Drive by shootings are often gang related but can also include terrorism, or some mental or personal problem. In some cases the drive by shooting includes vehicle ramming of pedestrians. In New York in 2017 eight people were killed and more than a dozen injured after a man drove a truck nearly a mile down a bike path in lower Manhattan, striking pedestrians, cyclists and a school bus.
On 19 December 2016, a truck was deliberately driven into the Christmas market next to the Kaiser Wilhelm Memorial Church at Breitscheidplatz in Berlin, leaving 12 people dead and 56 others injured. One of the victims was the truck’s original driver, Łukasz Urban, who was found shot dead in the passenger seat.
On the evening of 14 July 2016, a 19-tonne cargo truck was deliberately driven into crowds of people celebrating Bastille Day on the Promenade des Anglais in Nice, France, resulting in the deaths of 86 people and the injury of 458 others. The driver was Mohamed Lahouaiej-Bouhlel, a Tunisian resident of France.
Organizing to Deal with Active Shooter Threats: Operational Model
To effectively deal with Active Shooter attacks requires proper organization, strategy, appropriate technology and training. The model is not Run, Hide or Fight. The model is to attempt to (1) identify; (2) intercept; (3) isolate and (4) protect.
Identify means the ability to rapidly identify a potential Shooter.
Intercept means to attempt to stop or block a shooter before full penetration of a venue.
Isolate means to divert a Shooter wherever possible away from crowds or entrances.
Protect means to employ effective means to protect as many people as possible from an Active Shooter.
This is the Operational Model. Not all elements of the Model will be available to the any security staff. But the security staff must be trained to use these methods as the most effective means of limiting potential harm to individuals.

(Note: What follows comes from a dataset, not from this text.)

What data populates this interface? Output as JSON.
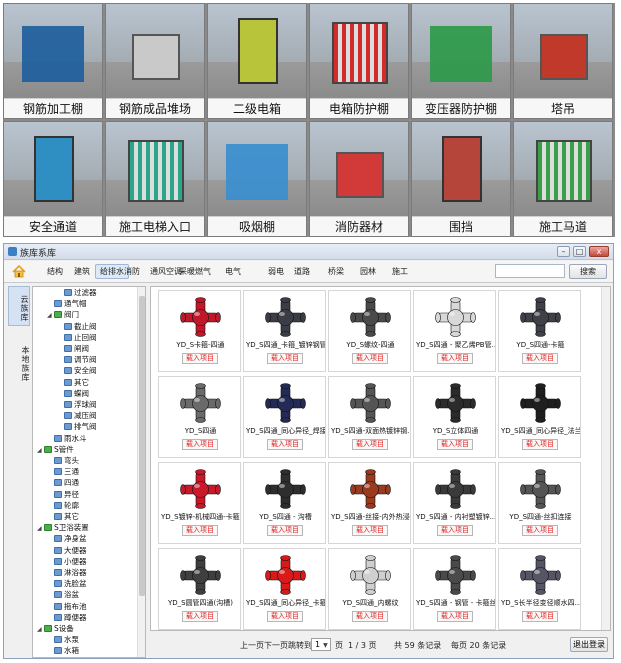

The FBI should update its security model to Identify, Intercept, Isolate and Protect. Places where there is any danger of any attack should put in place a trained security staff who understand what they need to do to confront an active shooter. Correlated with the security staff, useful technology to inhibit an entering shooter, protect employees and visitors and thwart a shooter until reinforced police units arrive is a better security model the FBI should embrace.